5 ways to cook vegetables
We dreaded eating them as kids. We would feed them to the dog under the table or shove them on someone else’s plate while they weren’t looking—our swiftest magic trick. To this day they aren’t our favorite. We just tolerate them because we’re wiser now. We understand the positive impact they have on our health as we grow older.
Vegetables. Eating them doesn’t have to feel like a chore from your childhood. They are actually exceptionally delicious when prepared right. Consider these five methods of cooking vegetables when preparing your next meal.
• Baking is a magical method of cooking because you can transform vegetables into healthy, tasty desserts.
• Bake a sweet potato until it’s soft, replace the core with nuts and fruit, then drizzle a little honey for a delightful treat.
• If you’re bored with your usual potato recipe, try baked sweet potato fries. Once they’re out of the oven, add a dash of sea salt and pepper.
• Boiling is perhaps the simplest method of preparing vegetables because it’s convenient and quick. All you need is a cooking pot and water. You might lose some flavor and nutrients if you boil your vegetables too long, so keep an eye on your pot. Boiling time will depend on the vegetable. If you’re unsure, it’s best to cook them with medium heat and check their texture every five minutes.
• Boil a chopped butternut squash until it’s soft. Use olive oil, sea salt and pepper to add flavor.
• To add a spin to typical mashed potatoes: Boil turnips and potatoes, mash them together, then add your favorite seasoning.
• If you like your vegetables soft with a lot of flavor, steaming is the method for you. You can buy a special steaming appliance, or you can use a pot with boiling water and a steaming basket. Like boiling, use medium heat and check for the appropriate softness every five minutes if you’re unsure how long to steam your vegetables.
• Steam artichokes for about an hour. The soft flavor-filled leaves will be perfect for dipping into your favorite sauce.
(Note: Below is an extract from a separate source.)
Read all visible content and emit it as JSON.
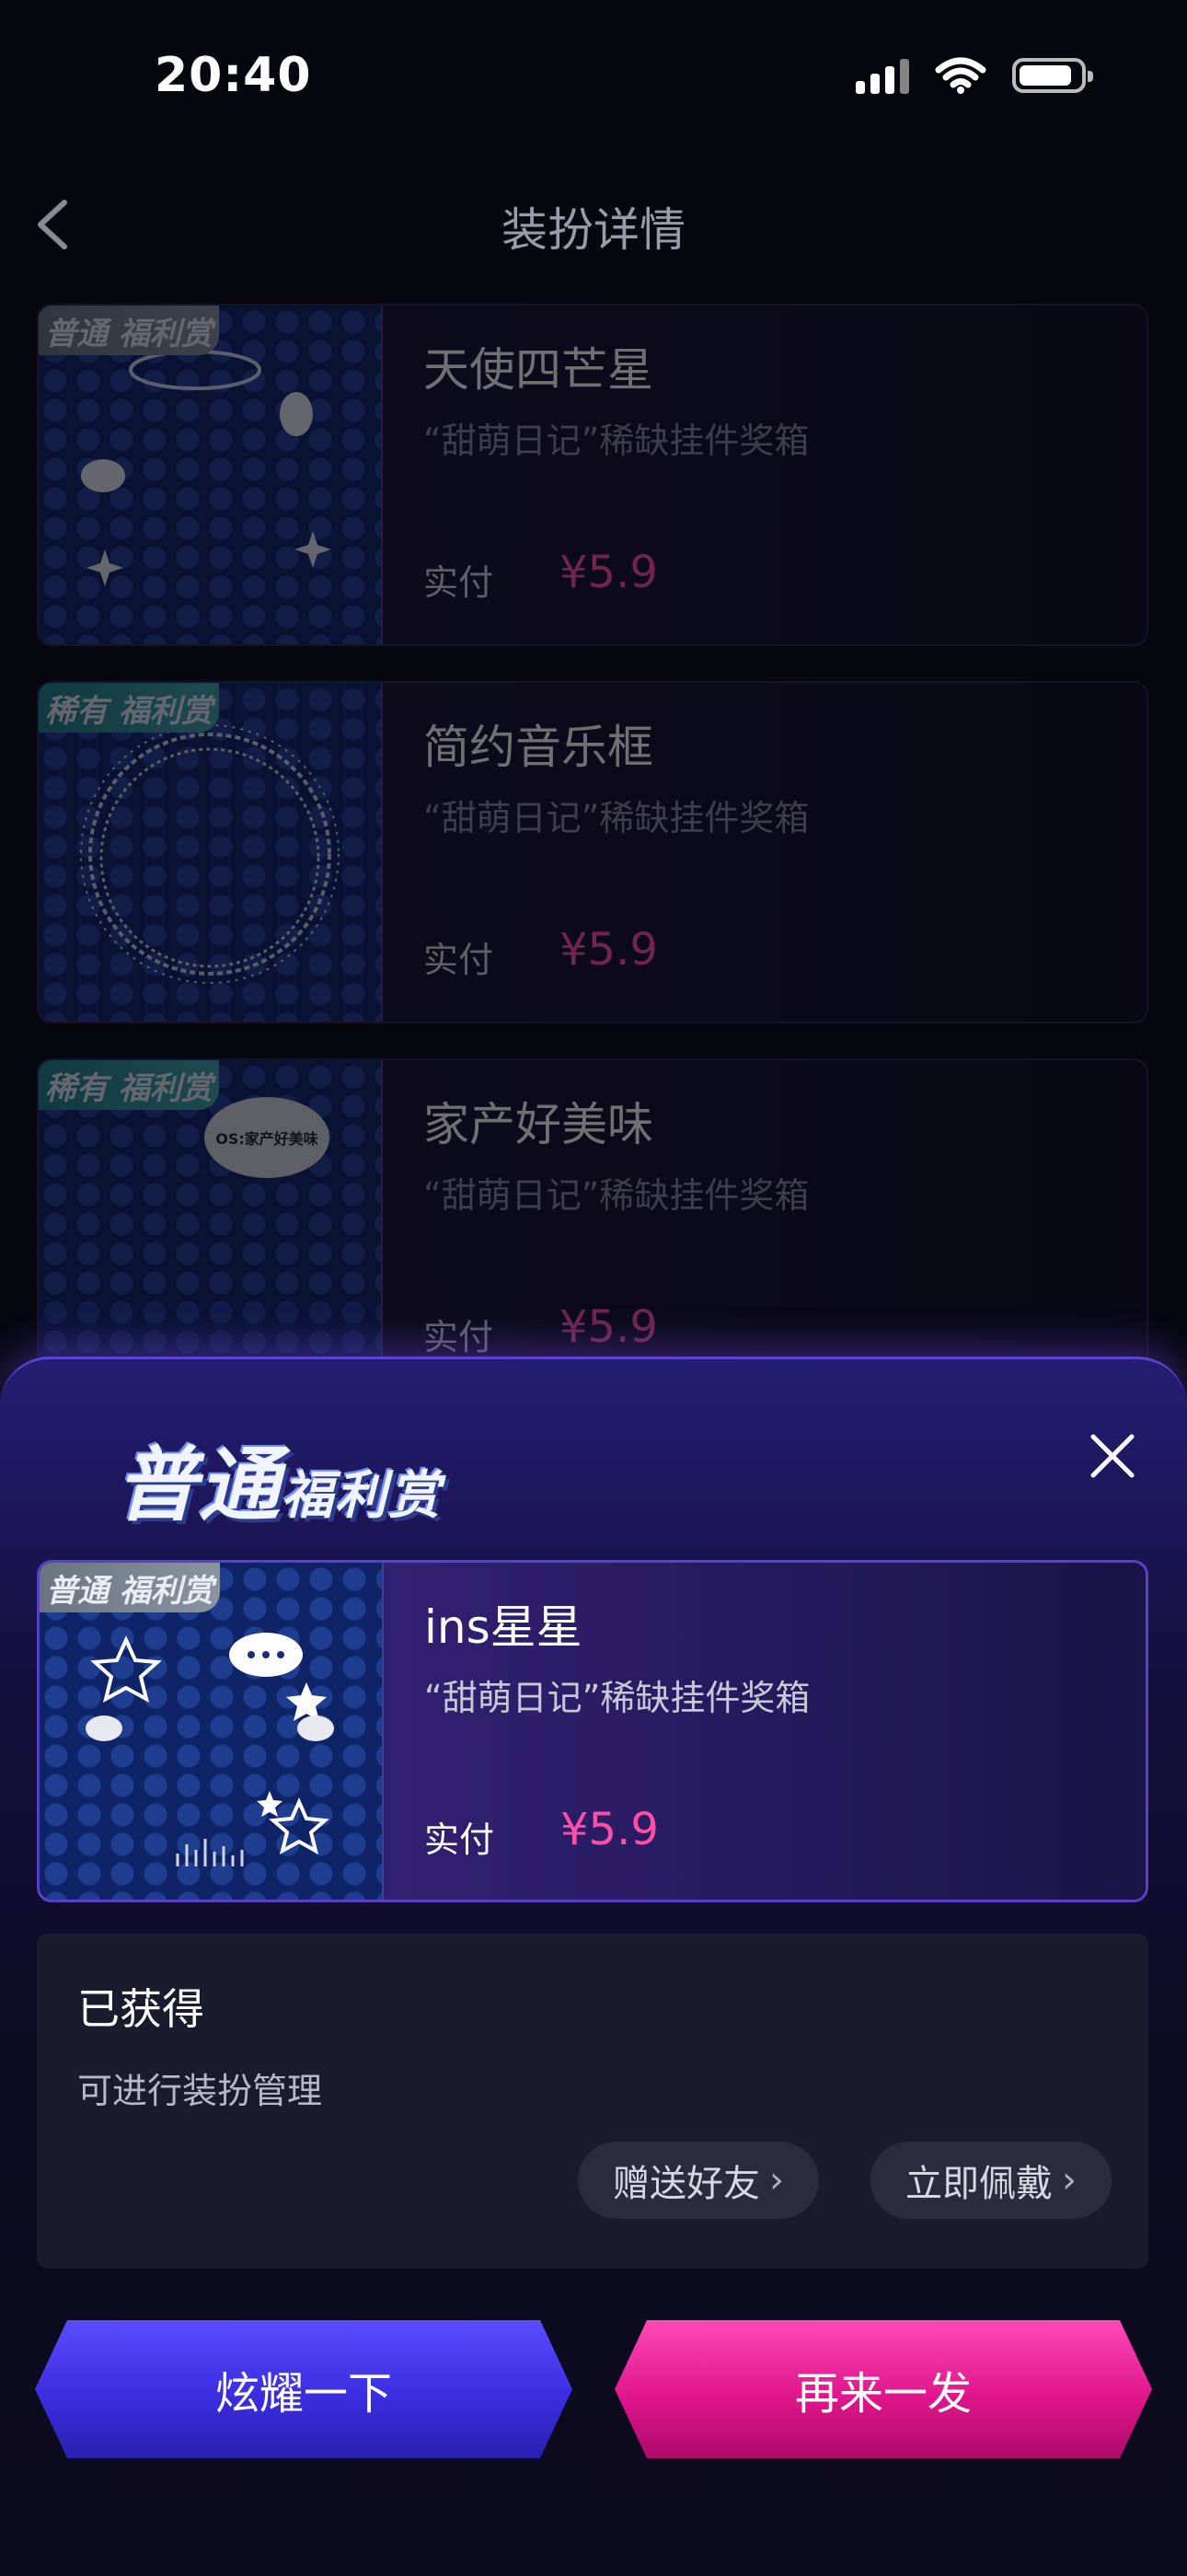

• Steam cabbage until it’s soft, then season with olive oil, caraway seed, salt and pepper.
• Sautéing or stir-frying is cooking vegetables over high heat and stirring them frequently. Constant stirring keeps them from burning. The high heat cooks them quickly, minimizing the amount of lost nutrients. Use oil or a sauce to assist stirring and add flavor.
• Stir-fry zucchini, yellow squash, mushrooms and an assortment of peppers with olive oil. When soft, add your favorite taco salsa and serve on a corn tortilla.
• Spinach is quite delicious when sautéed with onion, garlic and olive oil.
• Grilling isn’t just for meat lovers. Grilling gives vegetables that unmatched taste that can’t be achieved with other methods. Just like meat, you’ll have a prep stage to season your vegetables before laying them on the grill. This is not as convenient as the other methods, but the extra effort is definitely worth it.
• For the perfect summer kabobs, grill mushrooms, bell peppers and onions with pineapple and your favorite meat.
• If you like a green mix, grill asparagus and mixed greens. Once they’re off the grill, add toasted nuts and a sweet dressing.
Fear no more, your family doesn’t have to dread eating vegetables anymore. Now here’s a challenge: Introduce one of these dishes to your family during your next meal. Watch their faces glow as their taste buds ignite like never before.
Here’s something to remember: Preparing enjoyable vegetables takes skill and time. Your discovery shouldn’t stop here. Search the internet for tips and tricks and read recipe books for dishes to experiment with.